After finishing A Doll’s House by Henry Ibsen, in my Junior year high school English class, the teacher asked us about possible scenarios for the protagonist beyond the end of the play. The play ends with the protagonist, Nora, leaving her husband to “make sense of herself and everyone around her.” Instead of excitement about Nora’s new freedom, many of my classmates and I felt disturbed by the fact that she was also leaving her children behind. I conveniently remembered a story where a woman also leaves her present life behind to “find herself,” Eat, Pray Love. I offered the idea of an extended trip with self-exploratory intentions to the class as an alternative to Nora leaving her children behind forever.
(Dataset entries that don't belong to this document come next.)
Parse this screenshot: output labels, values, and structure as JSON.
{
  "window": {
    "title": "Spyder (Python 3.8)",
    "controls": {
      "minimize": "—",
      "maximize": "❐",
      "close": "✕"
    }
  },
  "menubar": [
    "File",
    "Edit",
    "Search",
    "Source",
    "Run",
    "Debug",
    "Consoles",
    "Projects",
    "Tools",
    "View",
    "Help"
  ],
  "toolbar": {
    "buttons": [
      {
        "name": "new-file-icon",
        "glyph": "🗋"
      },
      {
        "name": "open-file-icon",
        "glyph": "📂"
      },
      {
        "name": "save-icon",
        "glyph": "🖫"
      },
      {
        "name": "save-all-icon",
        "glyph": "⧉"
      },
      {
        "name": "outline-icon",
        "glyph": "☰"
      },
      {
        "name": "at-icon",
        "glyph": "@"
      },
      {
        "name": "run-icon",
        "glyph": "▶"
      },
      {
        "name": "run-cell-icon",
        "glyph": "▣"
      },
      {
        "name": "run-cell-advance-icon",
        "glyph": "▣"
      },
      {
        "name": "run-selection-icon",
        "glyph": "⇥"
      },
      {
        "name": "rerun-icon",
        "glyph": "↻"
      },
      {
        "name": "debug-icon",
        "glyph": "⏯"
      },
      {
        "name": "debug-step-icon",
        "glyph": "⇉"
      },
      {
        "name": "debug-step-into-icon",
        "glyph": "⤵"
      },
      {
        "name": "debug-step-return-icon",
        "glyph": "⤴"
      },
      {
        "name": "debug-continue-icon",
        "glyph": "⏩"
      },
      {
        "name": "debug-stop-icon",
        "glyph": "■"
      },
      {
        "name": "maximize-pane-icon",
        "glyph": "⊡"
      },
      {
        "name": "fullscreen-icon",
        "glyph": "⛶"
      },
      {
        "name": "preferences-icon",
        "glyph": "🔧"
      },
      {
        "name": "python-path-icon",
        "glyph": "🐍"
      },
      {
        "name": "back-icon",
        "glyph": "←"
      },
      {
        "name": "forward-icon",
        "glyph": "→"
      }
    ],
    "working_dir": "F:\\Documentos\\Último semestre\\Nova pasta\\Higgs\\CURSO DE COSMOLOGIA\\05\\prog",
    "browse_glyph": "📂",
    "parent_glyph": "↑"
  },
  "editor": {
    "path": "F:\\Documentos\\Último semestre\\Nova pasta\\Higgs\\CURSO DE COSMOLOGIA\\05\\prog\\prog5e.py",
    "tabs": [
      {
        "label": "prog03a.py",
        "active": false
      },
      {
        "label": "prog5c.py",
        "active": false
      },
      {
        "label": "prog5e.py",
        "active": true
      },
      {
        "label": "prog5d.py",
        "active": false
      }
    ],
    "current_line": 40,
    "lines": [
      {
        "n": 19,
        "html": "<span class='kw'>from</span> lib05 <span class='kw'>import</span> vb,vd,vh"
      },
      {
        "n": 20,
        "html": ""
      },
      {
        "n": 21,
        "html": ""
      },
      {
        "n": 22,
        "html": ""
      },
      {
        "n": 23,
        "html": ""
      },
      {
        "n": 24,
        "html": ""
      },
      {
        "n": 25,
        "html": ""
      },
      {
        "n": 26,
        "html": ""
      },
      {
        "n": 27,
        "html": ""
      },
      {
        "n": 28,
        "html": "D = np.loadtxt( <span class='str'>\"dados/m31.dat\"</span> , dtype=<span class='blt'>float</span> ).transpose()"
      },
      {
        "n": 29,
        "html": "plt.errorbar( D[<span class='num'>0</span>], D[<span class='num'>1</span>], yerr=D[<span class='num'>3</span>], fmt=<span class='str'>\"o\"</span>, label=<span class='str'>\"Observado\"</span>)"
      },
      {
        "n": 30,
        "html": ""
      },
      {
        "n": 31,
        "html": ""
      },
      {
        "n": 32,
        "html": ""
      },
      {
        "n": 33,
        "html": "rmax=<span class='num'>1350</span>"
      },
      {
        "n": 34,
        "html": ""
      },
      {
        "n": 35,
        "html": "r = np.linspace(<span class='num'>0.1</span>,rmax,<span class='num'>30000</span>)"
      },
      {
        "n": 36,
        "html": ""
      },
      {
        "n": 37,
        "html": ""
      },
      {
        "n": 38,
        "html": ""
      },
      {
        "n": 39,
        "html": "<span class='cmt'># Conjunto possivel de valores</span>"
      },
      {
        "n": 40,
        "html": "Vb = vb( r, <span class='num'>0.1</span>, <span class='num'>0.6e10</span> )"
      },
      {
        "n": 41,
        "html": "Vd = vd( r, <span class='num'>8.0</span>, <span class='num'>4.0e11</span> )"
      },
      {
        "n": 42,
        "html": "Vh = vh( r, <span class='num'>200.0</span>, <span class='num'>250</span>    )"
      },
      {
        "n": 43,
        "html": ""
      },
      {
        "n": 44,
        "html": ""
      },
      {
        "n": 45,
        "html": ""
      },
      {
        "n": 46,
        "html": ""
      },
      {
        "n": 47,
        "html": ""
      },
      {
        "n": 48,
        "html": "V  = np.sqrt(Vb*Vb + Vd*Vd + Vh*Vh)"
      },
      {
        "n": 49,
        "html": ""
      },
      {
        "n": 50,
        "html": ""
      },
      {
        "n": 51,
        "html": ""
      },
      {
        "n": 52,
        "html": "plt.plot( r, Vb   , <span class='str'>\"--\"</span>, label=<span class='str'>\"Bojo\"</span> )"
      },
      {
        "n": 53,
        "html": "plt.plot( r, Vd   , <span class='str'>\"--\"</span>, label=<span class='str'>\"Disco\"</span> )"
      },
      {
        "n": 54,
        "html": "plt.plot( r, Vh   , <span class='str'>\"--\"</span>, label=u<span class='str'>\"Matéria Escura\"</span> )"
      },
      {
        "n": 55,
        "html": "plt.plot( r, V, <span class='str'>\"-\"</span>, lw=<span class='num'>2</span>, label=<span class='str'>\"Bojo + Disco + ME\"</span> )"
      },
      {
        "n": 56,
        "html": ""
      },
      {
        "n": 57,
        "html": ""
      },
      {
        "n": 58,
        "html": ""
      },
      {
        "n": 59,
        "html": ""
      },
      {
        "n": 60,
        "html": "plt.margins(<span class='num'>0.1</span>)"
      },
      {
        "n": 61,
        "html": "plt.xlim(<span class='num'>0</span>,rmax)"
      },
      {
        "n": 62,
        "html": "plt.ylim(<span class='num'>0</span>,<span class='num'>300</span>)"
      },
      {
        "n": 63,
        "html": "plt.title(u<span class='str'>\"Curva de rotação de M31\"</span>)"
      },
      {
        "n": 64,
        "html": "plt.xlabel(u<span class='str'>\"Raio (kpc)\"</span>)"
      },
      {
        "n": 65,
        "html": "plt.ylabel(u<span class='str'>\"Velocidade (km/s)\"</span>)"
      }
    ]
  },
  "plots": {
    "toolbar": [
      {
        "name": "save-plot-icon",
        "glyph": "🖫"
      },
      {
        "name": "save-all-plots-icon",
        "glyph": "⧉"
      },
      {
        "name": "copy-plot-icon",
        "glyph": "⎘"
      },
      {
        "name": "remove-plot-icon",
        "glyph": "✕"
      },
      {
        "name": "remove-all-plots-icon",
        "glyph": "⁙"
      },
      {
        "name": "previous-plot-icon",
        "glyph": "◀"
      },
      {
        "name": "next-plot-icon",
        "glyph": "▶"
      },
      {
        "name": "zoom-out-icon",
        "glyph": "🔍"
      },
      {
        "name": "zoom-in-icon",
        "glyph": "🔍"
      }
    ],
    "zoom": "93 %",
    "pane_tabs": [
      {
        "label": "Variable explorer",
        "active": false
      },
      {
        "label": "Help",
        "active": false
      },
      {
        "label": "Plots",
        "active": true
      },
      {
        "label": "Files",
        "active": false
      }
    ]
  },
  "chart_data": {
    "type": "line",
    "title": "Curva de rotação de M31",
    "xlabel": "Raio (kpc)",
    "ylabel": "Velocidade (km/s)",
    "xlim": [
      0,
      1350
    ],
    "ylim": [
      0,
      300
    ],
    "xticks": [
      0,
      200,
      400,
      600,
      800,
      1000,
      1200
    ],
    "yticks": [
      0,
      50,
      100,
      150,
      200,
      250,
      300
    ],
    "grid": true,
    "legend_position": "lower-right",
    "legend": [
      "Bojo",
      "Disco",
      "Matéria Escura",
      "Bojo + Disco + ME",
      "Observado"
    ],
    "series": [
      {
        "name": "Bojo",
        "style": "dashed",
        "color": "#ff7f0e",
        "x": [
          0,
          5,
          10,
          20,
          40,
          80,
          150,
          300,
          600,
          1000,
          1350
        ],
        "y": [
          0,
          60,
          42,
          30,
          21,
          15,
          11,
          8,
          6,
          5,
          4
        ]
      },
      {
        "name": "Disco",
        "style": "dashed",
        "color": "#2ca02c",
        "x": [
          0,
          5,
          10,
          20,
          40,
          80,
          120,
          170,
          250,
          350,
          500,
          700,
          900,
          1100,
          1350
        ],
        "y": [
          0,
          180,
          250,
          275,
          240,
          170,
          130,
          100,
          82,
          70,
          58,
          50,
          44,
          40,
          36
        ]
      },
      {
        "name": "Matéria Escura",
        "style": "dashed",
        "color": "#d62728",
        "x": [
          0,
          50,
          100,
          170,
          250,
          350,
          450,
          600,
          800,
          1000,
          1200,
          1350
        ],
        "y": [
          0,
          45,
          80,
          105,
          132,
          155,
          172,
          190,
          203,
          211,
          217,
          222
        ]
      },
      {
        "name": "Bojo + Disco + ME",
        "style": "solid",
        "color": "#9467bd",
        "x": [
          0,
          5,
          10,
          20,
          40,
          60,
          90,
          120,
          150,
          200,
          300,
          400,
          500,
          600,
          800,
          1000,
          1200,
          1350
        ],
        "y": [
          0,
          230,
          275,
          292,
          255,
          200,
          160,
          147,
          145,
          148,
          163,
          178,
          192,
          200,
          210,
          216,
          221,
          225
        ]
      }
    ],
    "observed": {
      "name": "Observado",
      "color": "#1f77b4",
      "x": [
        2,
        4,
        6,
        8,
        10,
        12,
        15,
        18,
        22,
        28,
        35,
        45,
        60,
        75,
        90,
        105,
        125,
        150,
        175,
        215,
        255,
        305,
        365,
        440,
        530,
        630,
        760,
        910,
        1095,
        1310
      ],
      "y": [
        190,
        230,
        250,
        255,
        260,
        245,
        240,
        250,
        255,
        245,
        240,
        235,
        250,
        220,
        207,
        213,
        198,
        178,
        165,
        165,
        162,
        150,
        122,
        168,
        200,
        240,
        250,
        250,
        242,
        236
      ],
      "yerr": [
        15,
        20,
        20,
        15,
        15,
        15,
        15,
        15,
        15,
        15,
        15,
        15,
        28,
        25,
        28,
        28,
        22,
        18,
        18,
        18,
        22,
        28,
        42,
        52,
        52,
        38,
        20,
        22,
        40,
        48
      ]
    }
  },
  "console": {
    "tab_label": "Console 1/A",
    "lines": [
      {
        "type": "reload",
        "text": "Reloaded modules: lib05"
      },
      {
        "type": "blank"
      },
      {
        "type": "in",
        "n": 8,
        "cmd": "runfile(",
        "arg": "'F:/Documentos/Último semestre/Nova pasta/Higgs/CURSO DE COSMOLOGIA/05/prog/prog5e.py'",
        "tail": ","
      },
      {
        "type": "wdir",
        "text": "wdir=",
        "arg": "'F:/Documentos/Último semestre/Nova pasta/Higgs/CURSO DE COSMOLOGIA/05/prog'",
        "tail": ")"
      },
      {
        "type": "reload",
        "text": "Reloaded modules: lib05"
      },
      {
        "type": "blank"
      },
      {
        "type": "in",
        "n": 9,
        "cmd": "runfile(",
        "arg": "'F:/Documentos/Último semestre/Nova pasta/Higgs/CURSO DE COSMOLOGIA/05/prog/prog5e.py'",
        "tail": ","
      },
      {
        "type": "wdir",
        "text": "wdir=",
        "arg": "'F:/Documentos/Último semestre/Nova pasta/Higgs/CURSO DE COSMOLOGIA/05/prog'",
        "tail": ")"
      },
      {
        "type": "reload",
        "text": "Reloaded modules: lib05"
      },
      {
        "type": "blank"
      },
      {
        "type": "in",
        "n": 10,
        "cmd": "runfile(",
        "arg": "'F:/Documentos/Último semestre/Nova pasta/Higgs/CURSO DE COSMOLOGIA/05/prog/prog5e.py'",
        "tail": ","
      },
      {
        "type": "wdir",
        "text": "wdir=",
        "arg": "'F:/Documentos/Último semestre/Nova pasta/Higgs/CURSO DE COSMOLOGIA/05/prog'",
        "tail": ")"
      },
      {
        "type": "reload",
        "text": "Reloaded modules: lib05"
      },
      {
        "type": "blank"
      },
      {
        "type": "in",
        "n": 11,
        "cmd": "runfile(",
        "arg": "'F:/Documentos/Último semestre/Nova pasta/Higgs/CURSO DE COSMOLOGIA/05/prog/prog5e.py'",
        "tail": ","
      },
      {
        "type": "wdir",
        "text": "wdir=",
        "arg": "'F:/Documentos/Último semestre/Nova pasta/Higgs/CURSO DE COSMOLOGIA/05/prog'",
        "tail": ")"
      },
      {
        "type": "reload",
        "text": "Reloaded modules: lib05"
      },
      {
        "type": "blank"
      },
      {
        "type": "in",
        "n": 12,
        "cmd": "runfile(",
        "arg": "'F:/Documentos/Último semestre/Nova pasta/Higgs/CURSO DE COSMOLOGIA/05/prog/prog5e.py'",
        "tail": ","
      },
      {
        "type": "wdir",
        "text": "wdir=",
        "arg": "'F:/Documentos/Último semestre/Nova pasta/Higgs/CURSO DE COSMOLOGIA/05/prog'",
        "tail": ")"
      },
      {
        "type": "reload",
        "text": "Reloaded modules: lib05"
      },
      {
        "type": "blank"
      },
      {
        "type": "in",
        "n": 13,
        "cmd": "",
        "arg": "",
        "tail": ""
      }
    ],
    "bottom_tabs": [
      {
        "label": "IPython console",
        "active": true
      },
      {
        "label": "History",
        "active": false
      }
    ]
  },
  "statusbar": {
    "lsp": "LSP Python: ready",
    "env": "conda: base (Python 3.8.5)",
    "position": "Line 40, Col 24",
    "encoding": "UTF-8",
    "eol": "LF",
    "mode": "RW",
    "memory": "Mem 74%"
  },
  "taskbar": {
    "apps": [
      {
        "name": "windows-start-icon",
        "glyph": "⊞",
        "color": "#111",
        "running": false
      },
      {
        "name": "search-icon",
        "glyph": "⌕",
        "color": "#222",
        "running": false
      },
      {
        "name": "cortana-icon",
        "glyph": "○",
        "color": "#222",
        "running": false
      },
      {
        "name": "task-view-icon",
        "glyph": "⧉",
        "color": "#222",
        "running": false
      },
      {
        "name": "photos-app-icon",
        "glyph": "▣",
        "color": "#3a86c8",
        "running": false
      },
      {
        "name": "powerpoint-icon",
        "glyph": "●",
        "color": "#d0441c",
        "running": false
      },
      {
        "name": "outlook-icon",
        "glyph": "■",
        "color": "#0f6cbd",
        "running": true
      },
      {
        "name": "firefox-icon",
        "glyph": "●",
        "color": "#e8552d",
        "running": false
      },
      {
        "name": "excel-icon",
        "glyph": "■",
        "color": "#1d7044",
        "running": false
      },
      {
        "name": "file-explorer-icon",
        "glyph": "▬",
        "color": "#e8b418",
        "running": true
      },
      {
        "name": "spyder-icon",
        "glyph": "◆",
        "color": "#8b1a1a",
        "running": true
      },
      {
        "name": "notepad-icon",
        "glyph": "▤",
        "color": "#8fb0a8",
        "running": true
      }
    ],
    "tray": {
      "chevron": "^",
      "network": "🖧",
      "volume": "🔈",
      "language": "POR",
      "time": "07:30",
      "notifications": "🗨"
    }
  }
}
I phrased this offer as “Well, what if she tried the whole Eat, Pray, Love thing?” I asked this question seriously and didn’t expect the chuckles that several of my classmates responded with. The idea of a modern and extravagantly privileged solution to the protagonist’s woes did sound absurd, but after some discussion, my classmates approved of this idea as a solid medium between Nora staying in an unhappy marriage or completely abandoning her family. Then a classmate had the nerve to ask “What if she comes back just as unhappy as she was before?” Just by someone suggesting an all-too-possible outcome, my brilliant idea was thwarted.
If I had more time to answer that question, I would have said that securing a book deal about the trip would offer a fail-proof plan: Either explore vibrant places and discover profound truths about oneself or write a terrible book that wouldn’t sell. Gilbert’s novel is successful and humorous for a number of reasons. On her trip, she develops an independent sense of self from someone who is always in a relationship through delicious food, spirituality, and a deep connection another. The descriptions of the places and the people she encounters are bright and moving. She creates a picture that I would want to put myself in at most points of the journey. Ultimately, humor is what gives the novel its spark. She has a series of running jokes between us and her, which add to the intimacy of reading the novel, such as her obsession with the Italian language and quips about being divorced. It may be a self-fulfilling journey, but it’s a fairly enjoyable one.